Once all of the data files that are being used have been downloaded and pre-processed, the real training into a .argosmodel will begin. It will output some benchmarks every few cycles, but overall the final training can take from up to an hour to even a day depending on the number and size of the sources you are using for the training.

Once the training is finished, it will let you know that the .argosmodel file has been saved.

Package saved to /home/argosopentech/argos-train/run/translate-en_el-1_0.argosmodel
(env) argosopentech@4012fbd31806:~/argos-train$

Go ahead and save this file somewhere. For example, open a new shell/terminal/prompt and use scp to download it:

node1:~$ mkdir argosmodels
node1:~$ scp -P 12345 root@ssh4.vast.ai:/home/argosopentech/argos-train/run/translate-en_el.argosmodel ~/argosmodels

Use the same port and host given by Vast.ai that you used to connect to ssh.

Now that we have a model for translating from English to Greek, we could go ahead and install it for argostranslate and LibreTranslate but we would on be able to translate from other installed languages to our new language (pivoting through English translation to get from one to the other). So while we have our data sources already, go ahead and translate it the other direction - en to el - now.

Remove the created /run/source and /run/target files created in the first training. Rerun argos-train and just switch the language codes/names at the prompt:

(env) argosopentech@4012fbd31806:~/argos-train$ rm run/source
(env) argosopentech@4012fbd31806:~/argos-train$ rm run/target
(env) argosopentech@4012fbd31806:~/argos-train$ argos-train
From code (ISO 639): el
To code (ISO 639): en
From name: Greek
To name: English
Version: 1.0

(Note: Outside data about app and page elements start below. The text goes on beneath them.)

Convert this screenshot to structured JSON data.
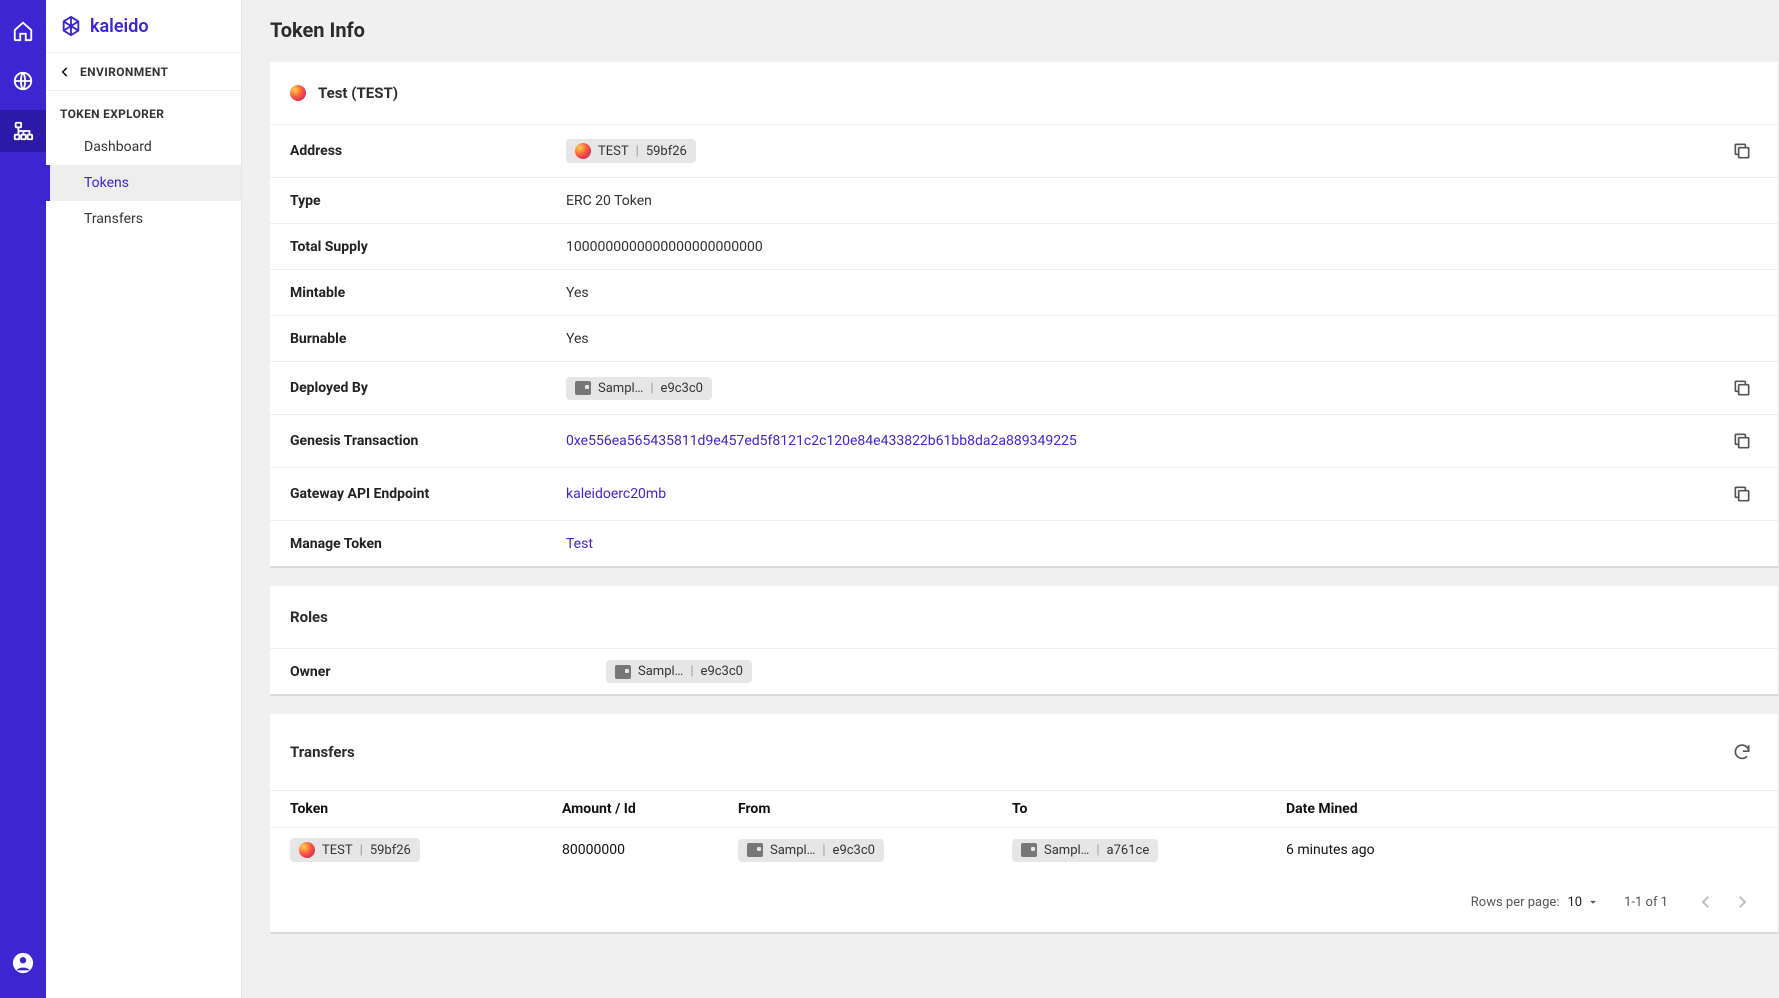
{
  "brand": "kaleido",
  "sidebar": {
    "env_label": "ENVIRONMENT",
    "section_label": "TOKEN EXPLORER",
    "items": [
      {
        "label": "Dashboard"
      },
      {
        "label": "Tokens"
      },
      {
        "label": "Transfers"
      }
    ]
  },
  "page": {
    "title": "Token Info"
  },
  "token": {
    "title": "Test (TEST)",
    "rows": {
      "address_label": "Address",
      "address_chip_name": "TEST",
      "address_chip_id": "59bf26",
      "type_label": "Type",
      "type_value": "ERC 20 Token",
      "supply_label": "Total Supply",
      "supply_value": "1000000000000000000000000",
      "mintable_label": "Mintable",
      "mintable_value": "Yes",
      "burnable_label": "Burnable",
      "burnable_value": "Yes",
      "deployed_label": "Deployed By",
      "deployed_chip_name": "Sampl…",
      "deployed_chip_id": "e9c3c0",
      "genesis_label": "Genesis Transaction",
      "genesis_value": "0xe556ea565435811d9e457ed5f8121c2c120e84e433822b61bb8da2a889349225",
      "gateway_label": "Gateway API Endpoint",
      "gateway_value": "kaleidoerc20mb",
      "manage_label": "Manage Token",
      "manage_value": "Test"
    }
  },
  "roles": {
    "title": "Roles",
    "owner_label": "Owner",
    "owner_chip_name": "Sampl…",
    "owner_chip_id": "e9c3c0"
  },
  "transfers": {
    "title": "Transfers",
    "cols": {
      "token": "Token",
      "amount": "Amount / Id",
      "from": "From",
      "to": "To",
      "date": "Date Mined"
    },
    "rows": [
      {
        "token_name": "TEST",
        "token_id": "59bf26",
        "amount": "80000000",
        "from_name": "Sampl…",
        "from_id": "e9c3c0",
        "to_name": "Sampl…",
        "to_id": "a761ce",
        "date": "6 minutes ago"
      }
    ],
    "pager": {
      "rpp_label": "Rows per page:",
      "rpp_value": "10",
      "range": "1-1 of 1"
    }
  }
}
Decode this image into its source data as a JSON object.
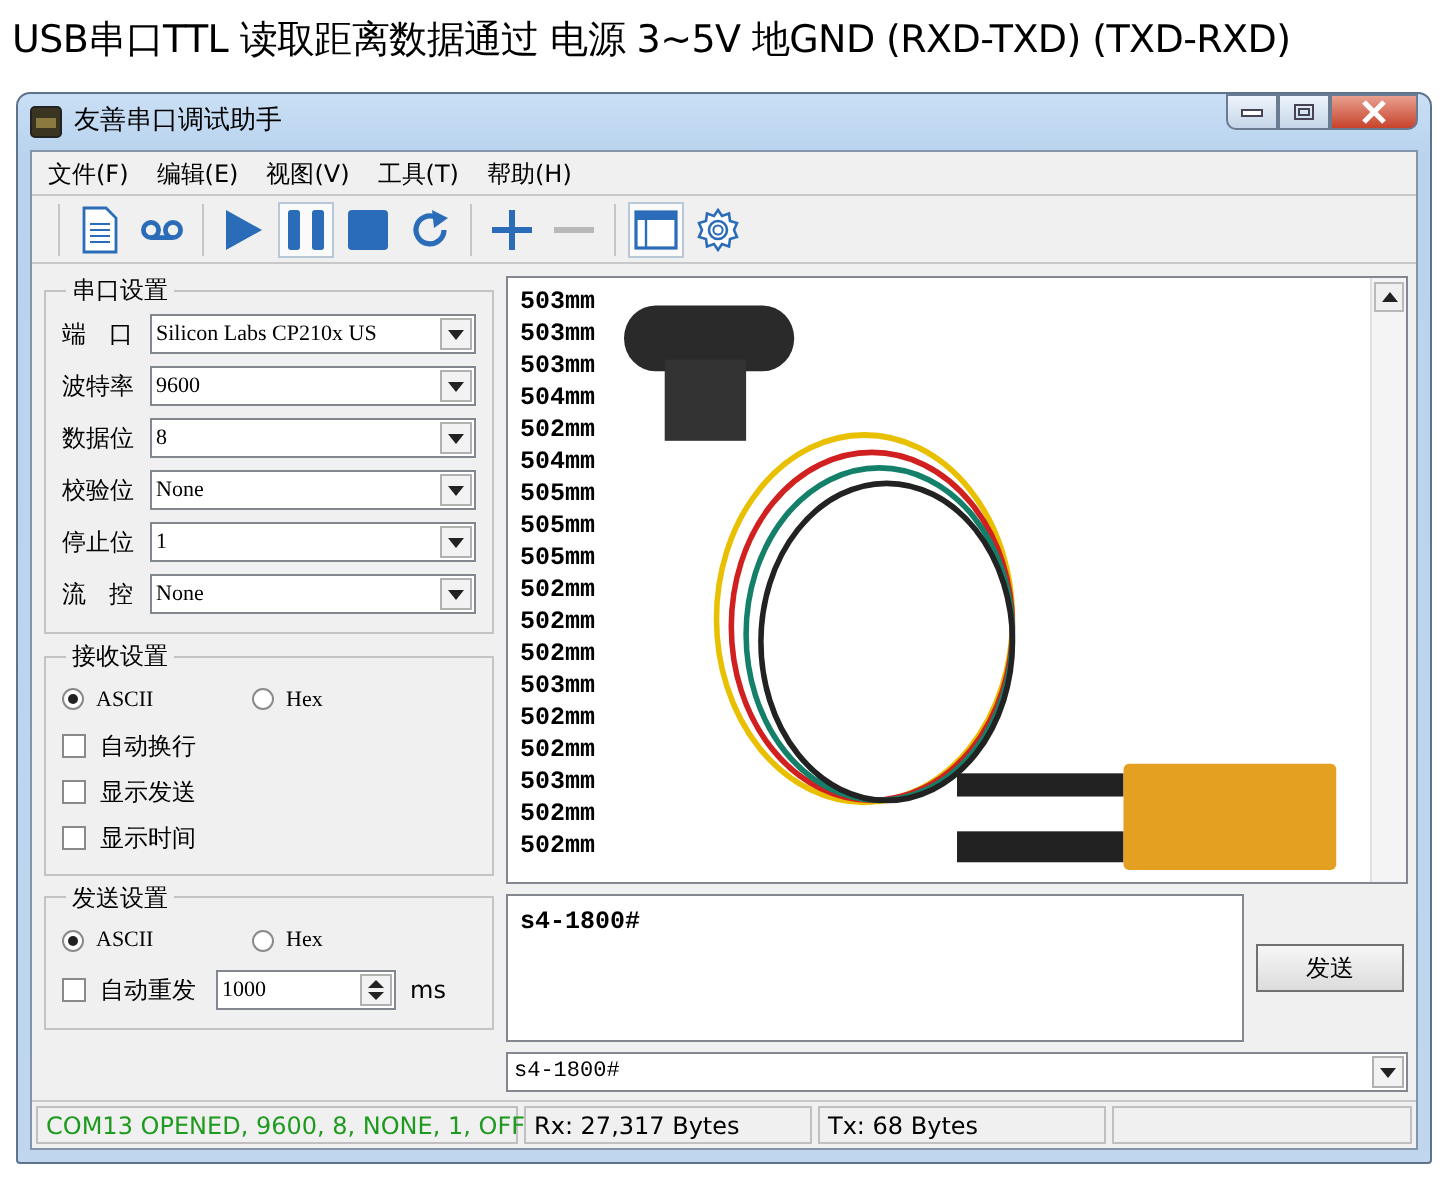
{
  "heading": "USB串口TTL 读取距离数据通过 电源 3~5V 地GND (RXD-TXD) (TXD-RXD)",
  "window": {
    "title": "友善串口调试助手"
  },
  "menu": [
    "文件(F)",
    "编辑(E)",
    "视图(V)",
    "工具(T)",
    "帮助(H)"
  ],
  "toolbar": [
    {
      "kind": "document",
      "selected": false,
      "disabled": false
    },
    {
      "kind": "record",
      "selected": false,
      "disabled": false
    },
    {
      "kind": "play",
      "selected": false,
      "disabled": false
    },
    {
      "kind": "pause",
      "selected": true,
      "disabled": false
    },
    {
      "kind": "stop",
      "selected": false,
      "disabled": false
    },
    {
      "kind": "refresh",
      "selected": false,
      "disabled": false
    },
    {
      "kind": "add",
      "selected": false,
      "disabled": false
    },
    {
      "kind": "remove",
      "selected": false,
      "disabled": true
    },
    {
      "kind": "window",
      "selected": true,
      "disabled": false
    },
    {
      "kind": "settings",
      "selected": false,
      "disabled": false
    }
  ],
  "serial_settings": {
    "title": "串口设置",
    "fields": [
      {
        "label": "端 口",
        "value": "Silicon Labs CP210x US"
      },
      {
        "label": "波特率",
        "value": "9600"
      },
      {
        "label": "数据位",
        "value": "8"
      },
      {
        "label": "校验位",
        "value": "None"
      },
      {
        "label": "停止位",
        "value": "1"
      },
      {
        "label": "流 控",
        "value": "None"
      }
    ]
  },
  "receive_settings": {
    "title": "接收设置",
    "modes": [
      {
        "label": "ASCII",
        "selected": true
      },
      {
        "label": "Hex",
        "selected": false
      }
    ],
    "options": [
      {
        "label": "自动换行",
        "checked": false
      },
      {
        "label": "显示发送",
        "checked": false
      },
      {
        "label": "显示时间",
        "checked": false
      }
    ]
  },
  "send_settings": {
    "title": "发送设置",
    "modes": [
      {
        "label": "ASCII",
        "selected": true
      },
      {
        "label": "Hex",
        "selected": false
      }
    ],
    "auto_resend": {
      "label": "自动重发",
      "checked": false,
      "value": "1000",
      "unit": "ms"
    }
  },
  "receive_lines": [
    "503mm",
    "503mm",
    "503mm",
    "504mm",
    "502mm",
    "504mm",
    "505mm",
    "505mm",
    "505mm",
    "502mm",
    "502mm",
    "502mm",
    "503mm",
    "502mm",
    "502mm",
    "503mm",
    "502mm",
    "502mm"
  ],
  "send_text": "s4-1800#",
  "send_button": "发送",
  "history_combo": "s4-1800#",
  "status_bar": [
    "COM13 OPENED, 9600, 8, NONE, 1, OFF",
    "Rx: 27,317 Bytes",
    "Tx: 68 Bytes"
  ]
}
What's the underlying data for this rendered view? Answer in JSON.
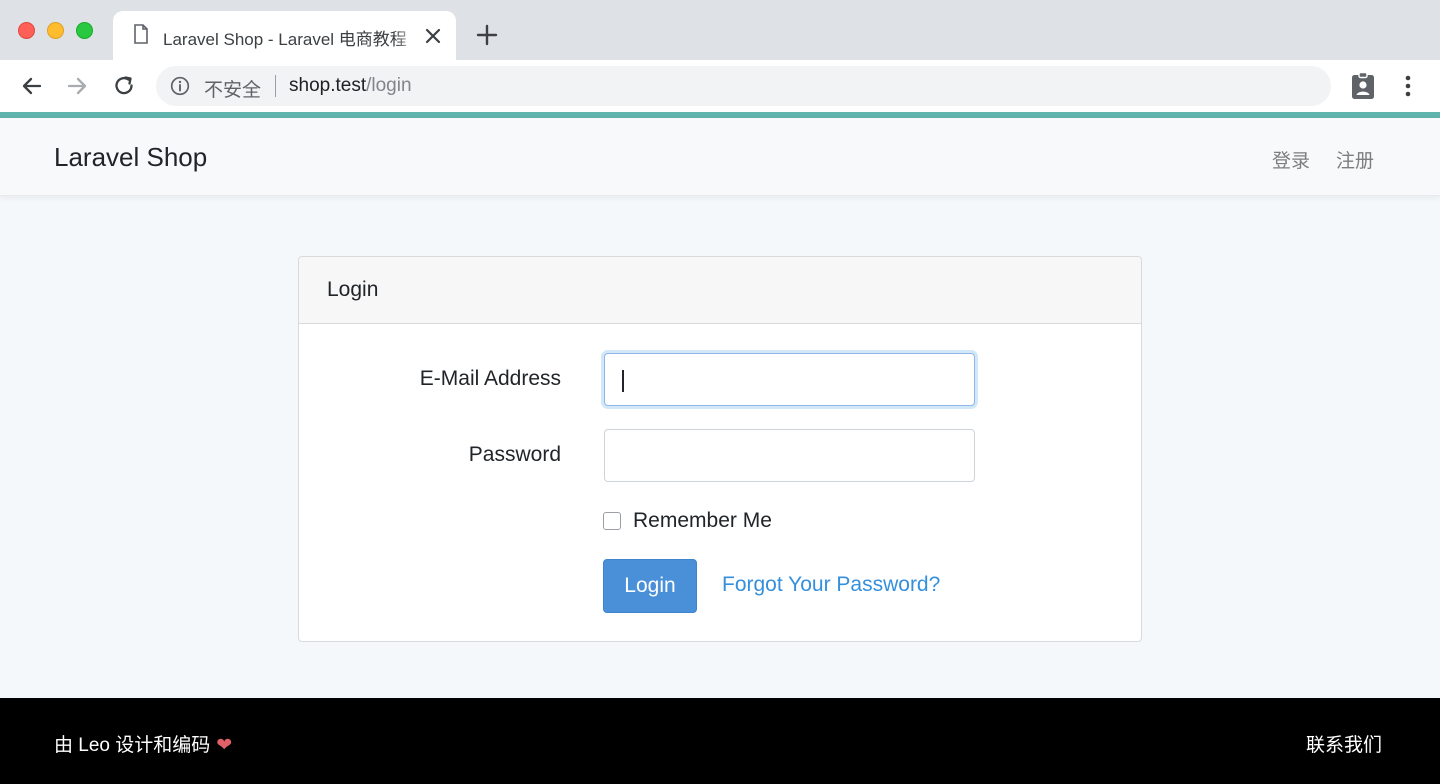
{
  "browser": {
    "tab_title": "Laravel Shop - Laravel 电商教程",
    "new_tab_symbol": "+",
    "security_label": "不安全",
    "url_host": "shop.test",
    "url_path": "/login"
  },
  "navbar": {
    "brand": "Laravel Shop",
    "login_link": "登录",
    "register_link": "注册"
  },
  "card": {
    "title": "Login",
    "email_label": "E-Mail Address",
    "email_value": "",
    "password_label": "Password",
    "password_value": "",
    "remember_label": "Remember Me",
    "remember_checked": false,
    "login_button": "Login",
    "forgot_link": "Forgot Your Password?"
  },
  "footer": {
    "credit": "由 Leo 设计和编码",
    "heart": "❤",
    "contact": "联系我们"
  },
  "colors": {
    "accent_bar": "#5fb5ad",
    "primary_button": "#4a90d9",
    "link": "#3490dc",
    "footer_bg": "#000000",
    "heart": "#e15f67"
  },
  "icons": [
    "document-icon",
    "close-icon",
    "plus-icon",
    "back-arrow-icon",
    "forward-arrow-icon",
    "reload-icon",
    "info-icon",
    "profile-badge-icon",
    "kebab-menu-icon",
    "heart-icon"
  ]
}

This will now train a new model for Greek to English. Once finished, repeat the steps above to download the newly trained model. You should now have both translate-en_el-1.0.argosmodel and translate-el_en-1.0.argosmodel files.

 

IV. Using Your Models

1. Use it directly

You don't have to be running your own LibreTranslate server to train a language. Odds are you might be though!

Upload your new .argosmodel files to your server. You'll need to install the models as the same user that the libretranslate server is running as. If you're not sure, run ps aux | grep libretranslate from the shell which will show the username the libretranslate process is running under.

I find it easiest to put the .argosmodel files in this users home directory.

Create a new file in the same directory of your model files named addModels.py with the following code

#!/usr/bin/python3

# run this script as the user which libretranslate service is running on
# do: ps aux | grep -i libretranslate from shell if unsure
import glob
from argostranslate import package, translate

models_path = './'
models_list = glob.glob(models_path + '*.argosmodel')

for model in models_list:
        print ('Adding model: ' + model)
        package.install_from_path(model)

print("Installed languages:")
installed_languages = translate.get_installed_languages()
for i in range(0,len(installed_languages)):
        print(installed_languages[i])
    

Now run the file to import your models

$ chmod 755 addModels.py
$ ./addModels.py

This will add your new language models to argostranslate, which then the libretranslate server can use. Restart your libretranslate server now. This will depend on how you setup your server. I set mine up as a systemd script so

$ systemctl restart libretranslate

Visit your LibreTranslate frontend web page, or try it out with your backend libretranslate API. Your new language should now be available to translate from or to.

2. Share it with the community

If you haven't been there yet, visit the LibreTranslate Community website. Sign up, welcome!

You can create a new thread about your new language models, but there is also already a Language Support topic for both requesting new translations and posting about newly made translations.

In either case, make sure to include links to both the .argosdata file(s) you used for training and to the final .argosmodel files from the training.

Credits / Acknowledgements